My wife and I undertake Christmas cards as something of a team effort, dividing them between us. She handles her family, I handle mine, we generally split friends, and I do the ones meant for work.
About 5 a.m. on a recent morning, I was doing my card list when I realized we had quite a personal history sitting in front of me, in the form of lists. We keep them by years, and the lists go back to 1977. Technically, they go back to 1973, our first Christmas as a married couple, because the 1977 list is based on the first list we did – taken from our wedding invitations.
In 1977, we were living in Houston; she was working for the Houston Chronicle and I was a speechwriter at Shell Oil. Earl Campbell of the University of Texas had just won the Heisman Trophy (it was a big deal; this was Texas); Saturday Night Fever with John Travolta in white disco polyester was just opening; Egypt and Israel were holding their first formal peace talks ever – in Cairo.
And we were spending our first Christmas in a new townhouse that we had moved into in July. I even remember the street – Arncliffe Drive in northwest Houston.
In 1977, I wrote the Christmas card list on a ruled steno pad. The names were a combination of colleagues at Shell Oil where I worked; family on both sides; and friends.
A lot of our friends in Houston lived in apartments; we were all 20-somethings and few of us had the wherewithal to buy our own homes.
Seeing the family names on the list is what now gives me pause. Most of them have passed away. My parents. My wonderful aunt who lived in the Ninth Ward of New Orleans (and would survive Hurricane Katrina with my mother). An uncle in Alabama. My mother’s next-door neighbor who was her treasured friend; the lady died this year, two months after my mother. My grandmother and aunts in Shreveport. My aunt and godmother. Aunts and uncles of my wife. A lady I worked with at Shell who had once been manager of the Manhattan Chess Club.
I’m not sure what has happened to all of the names on the list, like my favorite journalism teacher at LSU, and many of my work colleagues at Shell (some, I know, have passed away). Friends from church in Houston. Others slipped into the fog of years only to be rediscovered on Facebook, like a couple we met when we worked at the Beaumont Enterprise.
Each name is a story. I took three journalism courses (two in introductory news reporting and one in the history of journalism) and two independent study courses from that professor at LSU. He was an incredible teacher; he taught us how to work amid chaos and noise and meet deadlines by singing in the classroom or doing calisthenics while we feverishly finished assignments. He gave me a B+ on my first assignment, with a note reading “not bad for a cub.” He also weeded out the less serious students by giving automatic Fs for a misspelled word, a factual error, and errors in grammar and punctuation (we lost 70 percent of our class after the first semester).
A few years later, he left LSU, and we lost touch. He’d be in late 80s now.

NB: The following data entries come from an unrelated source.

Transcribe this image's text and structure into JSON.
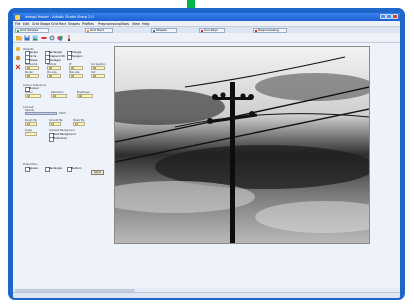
{
  "window": {
    "title": "ImageJ Helper - Artistic Studio Sharp 2.0"
  },
  "menubar": {
    "items": [
      "File",
      "Edit",
      "Grid Shape",
      "Grid Rect",
      "Shapes",
      "Profiles",
      "Preprocessing",
      "Tools",
      "View",
      "Help"
    ]
  },
  "tabs": {
    "items": [
      {
        "label": "Grid Shapes",
        "color": "#28a745"
      },
      {
        "label": "Grid Rect",
        "color": "#e89b1a"
      },
      {
        "label": "Shapes",
        "color": "#2a7ad6"
      },
      {
        "label": "Sun Rays",
        "color": "#c62828"
      },
      {
        "label": "Preprocessing",
        "color": "#c62828"
      }
    ]
  },
  "params": {
    "section_title": "Objects",
    "shape_options": [
      "Square",
      "Rectangle",
      "Triangle",
      "Circle",
      "Diagonal Str.",
      "Hexagon",
      "Ellipse",
      "Pentagon"
    ],
    "fields_row1": [
      {
        "label": "Horizontal",
        "value": "40"
      },
      {
        "label": "Vertical",
        "value": "40"
      },
      {
        "label": "W",
        "value": "40"
      },
      {
        "label": "Cut position",
        "value": "40"
      }
    ],
    "fields_row2": [
      {
        "label": "Border",
        "value": "40"
      },
      {
        "label": "Min size",
        "value": "40"
      },
      {
        "label": "Max size",
        "value": "40"
      },
      {
        "label": "Out",
        "value": "40"
      }
    ],
    "colors_section": "Colour tolerance",
    "colors_checkbox": "Manual",
    "colors_fields": [
      {
        "label": "Colour",
        "value": "40"
      },
      {
        "label": "Saturation",
        "value": "40"
      },
      {
        "label": "Brightness",
        "value": "40"
      }
    ],
    "cutout_label": "Cut-out",
    "opacity_label": "Opacity",
    "opacity_value": "100%",
    "small_fields": [
      {
        "label": "Rough flip",
        "value": "10"
      },
      {
        "label": "Smooth flip",
        "value": "10"
      },
      {
        "label": "Sharp flip",
        "value": "10"
      }
    ],
    "angle_label": "Angle",
    "gradient_label": "Gradient Background",
    "gradient_options": [
      "Solid Background",
      "Multicolour"
    ],
    "proportion_label": "Proportion",
    "proportion_options": [
      "Square",
      "Rectangle",
      "Medium"
    ],
    "apply_label": "Apply"
  },
  "canvas": {
    "label": "output",
    "description_icon": "power-line-photo"
  }
}
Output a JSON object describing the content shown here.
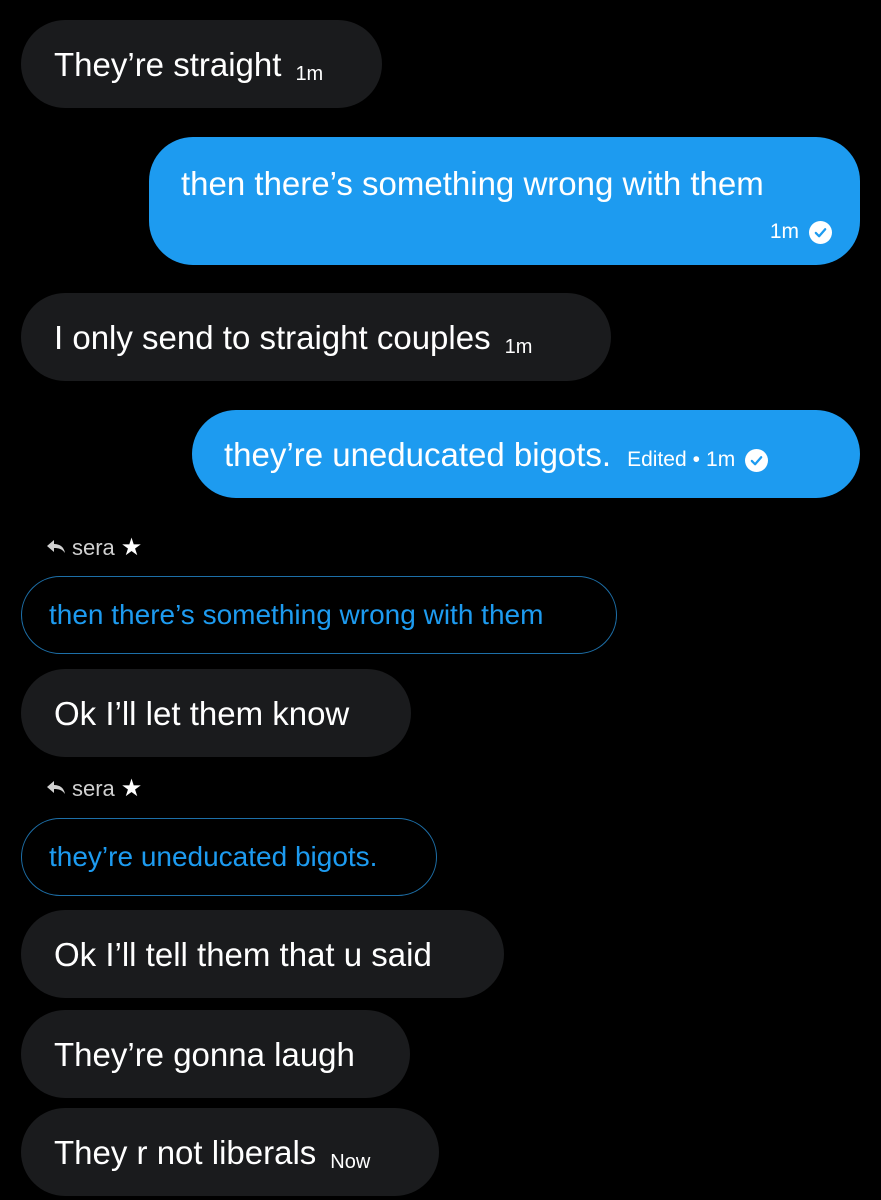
{
  "messages": [
    {
      "type": "incoming",
      "text": "They’re straight",
      "time": "1m"
    },
    {
      "type": "outgoing",
      "text": "then there’s something wrong with them",
      "time": "1m"
    },
    {
      "type": "incoming",
      "text": "I only send to straight couples",
      "time": "1m"
    },
    {
      "type": "outgoing",
      "text": "they’re uneducated bigots.",
      "edited": "Edited",
      "separator": "•",
      "time": "1m"
    },
    {
      "type": "reply_header",
      "name": "sera",
      "icon": "reply-arrow-icon",
      "badge": "star-icon"
    },
    {
      "type": "quote",
      "text": "then there’s something wrong with them"
    },
    {
      "type": "incoming",
      "text": "Ok I’ll let them know"
    },
    {
      "type": "reply_header",
      "name": "sera",
      "icon": "reply-arrow-icon",
      "badge": "star-icon"
    },
    {
      "type": "quote",
      "text": "they’re uneducated bigots."
    },
    {
      "type": "incoming",
      "text": "Ok I’ll tell them that u said"
    },
    {
      "type": "incoming",
      "text": "They’re gonna laugh"
    },
    {
      "type": "incoming",
      "text": "They r not liberals",
      "time": "Now"
    }
  ],
  "colors": {
    "background": "#000000",
    "incoming_bubble": "#1a1b1d",
    "outgoing_bubble": "#1d9bf0",
    "accent": "#1d9bf0"
  }
}
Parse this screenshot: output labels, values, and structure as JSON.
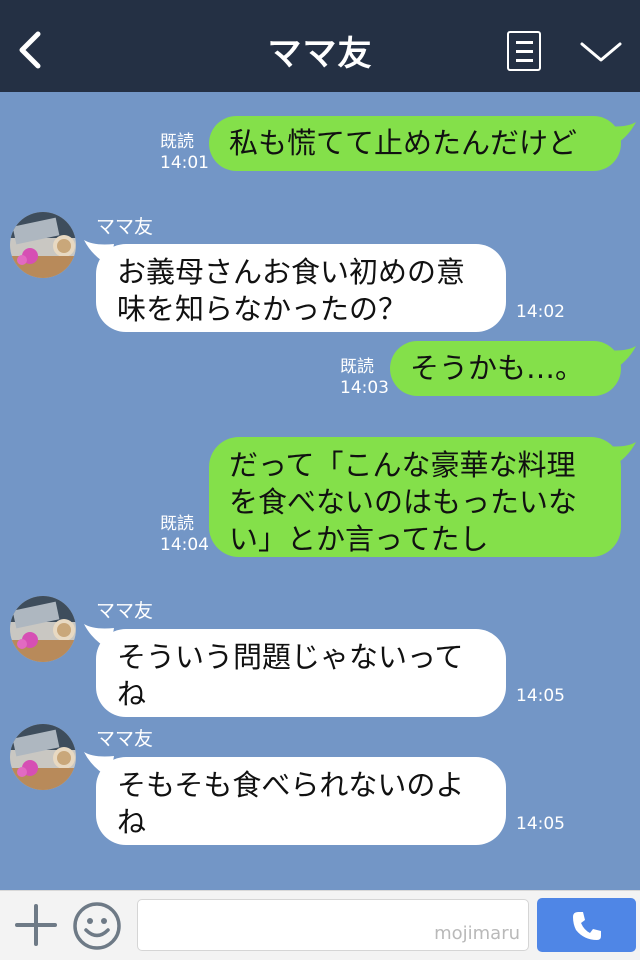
{
  "header": {
    "title": "ママ友"
  },
  "messages": [
    {
      "text": "私も慌てて止めたんだけど",
      "read": "既読",
      "time": "14:01"
    },
    {
      "sender": "ママ友",
      "text": "お義母さんお食い初めの意味を知らなかったの？",
      "time": "14:02"
    },
    {
      "text": "そうかも…。",
      "read": "既読",
      "time": "14:03"
    },
    {
      "text": "だって「こんな豪華な料理を食べないのはもったいない」とか言ってたし",
      "read": "既読",
      "time": "14:04"
    },
    {
      "sender": "ママ友",
      "text": "そういう問題じゃないってね",
      "time": "14:05"
    },
    {
      "sender": "ママ友",
      "text": "そもそも食べられないのよね",
      "time": "14:05"
    }
  ],
  "footer": {
    "watermark": "mojimaru",
    "input_value": ""
  },
  "icons": [
    "back-icon",
    "menu-icon",
    "chevron-down-icon",
    "plus-icon",
    "smile-icon",
    "phone-icon"
  ],
  "colors": {
    "header": "#243044",
    "chat_bg": "#7396c6",
    "outgoing": "#84e04a",
    "incoming": "#ffffff",
    "send": "#4f86e6"
  }
}
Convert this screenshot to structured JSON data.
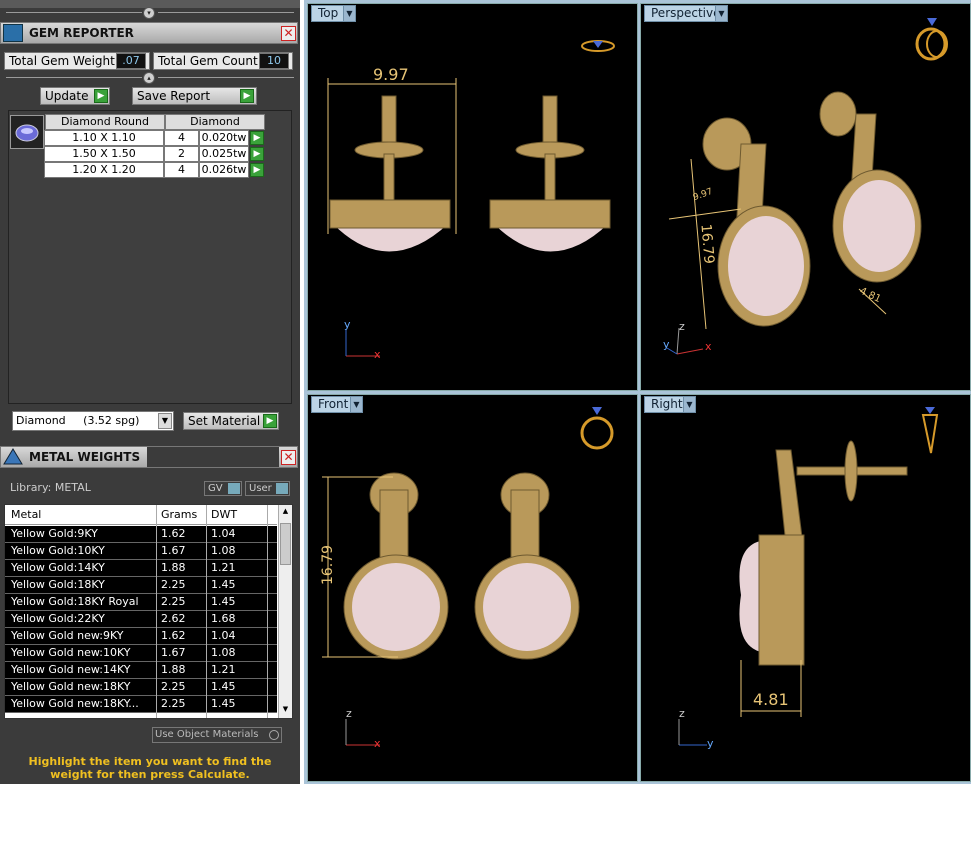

I look over those names, and I can remember work events, parties, situations, issues. I look at the names of family and see the people who helped shaped me and my own family in uncountable ways.
The names remind me that the past is still with us, always with us.